Judging from the word-of-mouth on the street, the biggest bombs in Toronto were Francis Ford Coppola's horror film Twixt, which the director will self-distribute, Joel Schumacher's Cage-Kidman starrer Trespass (Avi Lerner's Millennium Films) and Derick Martini's Las Vegas-set Hick, which is still seeking a distributor.
The Weinstein Co.
While The Artist scored off the charts, Madonna's period romance W.E. played badly in Venice and Toronto (here's IW's Madonna interview), and political satire Butter also failed to score with critics in Telluride and Toronto (although it played better with audiences), forcing Weinstein to issue a challenge to Michele Bachmann to attend the premiere. Luckily TWC has plenty of movies in play; still to be heard from is Phyllida Lloyd's The Iron Lady, starring Meryl Streep as Margaret Thatcher, although it must be said that Lloyd did directMamma Mia!. And TWC has been effectively building buzz for another Williams-starrer, My Week with Marilyn, which debuts at the NY Film Festival.
The NYFF launches September 30 and will reprise a selection of Cannes, Venice and Toronto titles. Still to be decided is how SPC's Carnage will play stateside. It got some reviews in Venice, but opening night in NYC will tell the tale. I wondered if The Descendants might not have made a better opening than a closing for the NYFF, after they couldn't get Gary Oldman and Tom Hardy, stuck shooting The Dark Night Rises, to attend Tinker Tailor Soldier Spy. We will soon find out.
This is my particular Toronto slice, the movies that managed to get my attention by virtue of their award season or acquisition promise, or screenings that I slipped into just because I felt like it. You never know what you might find. I still have screeners in the pile.
Toronto Oscar Hopefuls:
50/50 (Joseph Gordon-Levitt, Summit)
Albert Nobbs (Glenn Close, Janet McTeer, Roadside)
Anonymous (Rhys Ifans, Vanessa Redgrave, Columbia)
The Artist (Jean Dujardin, TWC)
Coriolanus (Ralph Fiennes, vanessa Redgrave, TWC)
A Dangerous Method (Michael Fassbender, SPC)
The Deep Blue Sea (Rachel Weisz, Music Box)
The Descendants (George Clooney, Shaileine Woodley, Fox Searchlight)
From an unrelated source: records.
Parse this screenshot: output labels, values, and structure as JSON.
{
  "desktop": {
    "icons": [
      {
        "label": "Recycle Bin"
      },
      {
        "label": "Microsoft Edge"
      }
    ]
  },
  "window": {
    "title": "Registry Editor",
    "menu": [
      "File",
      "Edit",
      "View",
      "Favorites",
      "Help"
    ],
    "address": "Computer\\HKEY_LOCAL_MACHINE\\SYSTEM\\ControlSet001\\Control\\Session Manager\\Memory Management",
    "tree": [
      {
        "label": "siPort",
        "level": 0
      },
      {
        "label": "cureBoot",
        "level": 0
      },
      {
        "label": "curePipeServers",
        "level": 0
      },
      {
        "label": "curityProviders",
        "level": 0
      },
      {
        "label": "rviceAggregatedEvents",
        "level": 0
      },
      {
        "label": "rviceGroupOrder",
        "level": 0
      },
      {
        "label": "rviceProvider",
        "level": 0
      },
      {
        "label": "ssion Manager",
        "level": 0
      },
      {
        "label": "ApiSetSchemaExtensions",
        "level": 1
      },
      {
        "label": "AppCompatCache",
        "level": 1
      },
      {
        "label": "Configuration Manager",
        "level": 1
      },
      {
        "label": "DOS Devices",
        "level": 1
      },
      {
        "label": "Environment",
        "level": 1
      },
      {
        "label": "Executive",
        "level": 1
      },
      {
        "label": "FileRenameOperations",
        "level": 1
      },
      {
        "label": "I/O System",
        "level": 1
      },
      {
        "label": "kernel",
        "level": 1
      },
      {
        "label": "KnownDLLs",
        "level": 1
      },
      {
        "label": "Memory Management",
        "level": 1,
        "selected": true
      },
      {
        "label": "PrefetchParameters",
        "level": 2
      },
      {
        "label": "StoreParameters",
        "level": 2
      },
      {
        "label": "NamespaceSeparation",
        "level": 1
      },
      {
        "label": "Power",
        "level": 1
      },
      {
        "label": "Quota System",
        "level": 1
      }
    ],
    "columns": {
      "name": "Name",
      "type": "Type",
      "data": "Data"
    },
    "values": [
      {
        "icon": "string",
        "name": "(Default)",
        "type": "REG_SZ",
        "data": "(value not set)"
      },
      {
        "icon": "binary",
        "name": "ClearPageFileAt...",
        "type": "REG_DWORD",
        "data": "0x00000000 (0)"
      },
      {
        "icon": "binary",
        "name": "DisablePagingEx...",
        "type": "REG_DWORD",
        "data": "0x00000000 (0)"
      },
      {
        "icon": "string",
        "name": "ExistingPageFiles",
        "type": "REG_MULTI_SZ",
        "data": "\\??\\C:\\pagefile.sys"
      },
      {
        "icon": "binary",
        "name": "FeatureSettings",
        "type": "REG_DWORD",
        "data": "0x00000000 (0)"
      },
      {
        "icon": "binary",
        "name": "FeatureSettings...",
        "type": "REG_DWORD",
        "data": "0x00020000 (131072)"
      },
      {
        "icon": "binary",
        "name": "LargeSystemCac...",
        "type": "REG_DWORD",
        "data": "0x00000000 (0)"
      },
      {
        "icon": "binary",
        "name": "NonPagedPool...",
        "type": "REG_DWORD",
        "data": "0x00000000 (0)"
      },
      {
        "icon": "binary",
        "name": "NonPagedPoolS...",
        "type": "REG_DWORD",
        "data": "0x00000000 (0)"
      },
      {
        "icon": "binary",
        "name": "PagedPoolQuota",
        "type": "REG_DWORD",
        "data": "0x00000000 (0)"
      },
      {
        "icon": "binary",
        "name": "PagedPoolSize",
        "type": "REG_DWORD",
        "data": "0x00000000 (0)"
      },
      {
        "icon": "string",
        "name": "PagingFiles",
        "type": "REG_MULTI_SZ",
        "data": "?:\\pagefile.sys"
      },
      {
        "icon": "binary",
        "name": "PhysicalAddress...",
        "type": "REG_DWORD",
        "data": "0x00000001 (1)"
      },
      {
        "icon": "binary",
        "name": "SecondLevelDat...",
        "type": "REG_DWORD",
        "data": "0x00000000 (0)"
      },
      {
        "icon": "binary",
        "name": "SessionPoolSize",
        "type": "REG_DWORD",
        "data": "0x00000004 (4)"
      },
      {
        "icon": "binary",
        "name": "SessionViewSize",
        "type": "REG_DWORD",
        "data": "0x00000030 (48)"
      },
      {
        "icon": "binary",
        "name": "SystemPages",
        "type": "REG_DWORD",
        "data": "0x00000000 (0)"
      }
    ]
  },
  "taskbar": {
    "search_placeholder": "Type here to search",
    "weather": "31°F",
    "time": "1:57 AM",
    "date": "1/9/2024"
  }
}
The Lady (Michelle Yeoh, David Thewlis, Cohen Media Group)
Melancholia (Kirsten Dunst, Magnolia)
Moneyball (Brad Pitt, Columbia)
Shame (Michael Fassbender, Fox Searchlight)
We Need to Talk About Kevin (Tilda Swinton)
Ten Best of Fest (new films):
1. A Dangerous Method
2. The Descendants
8. The Deep Blue Sea
9. Into the Abyss
Good Not Great (alphabetical):
Albert Nobbs (Rodrigo Garcia, Roadside Attractions)
Friends with Kids (Jennifer Westfeldt, Lionsgate/Roadside Attractions
The Island President (Jeff Shenk, ITVS)
Jeff, Who Lives at Home (Mark and Jay Duplass, Paramount Vantage)
The Lady (Luc Besson, Cohen Media Group)
The Last Gladiators (Alex Gibney)
Machine Gun Preacher (Marc Forster, Relativity Media)
Americano (Mathieu Demy, MPI)
Barrymore (Eric Kanuel)
Butter (Jim Field Smith, TWC)
George Harrison: Living in the Material World (Martin Scorsese, HBO)
My Worst Nightmare (Anne Fontaine)
The Oranges (Julian Farino, ATO)
Page Eight (David Hare, PBS)
The Artist (TWC)
Drive (Film District)
Habemus Papam (IFC)
Le Havre (Janus)
The Kid with a Bike (IFC)
Like Crazy (Paramount Vantage)
Martha Marcy May Marlene (Fox Searchlight)
The Skin I Live In (SPC)
Sleeping Beauty (Sundance Selects)
Take Shelter (SPC)
We Need to Talk About Kevin (Oscilloscope)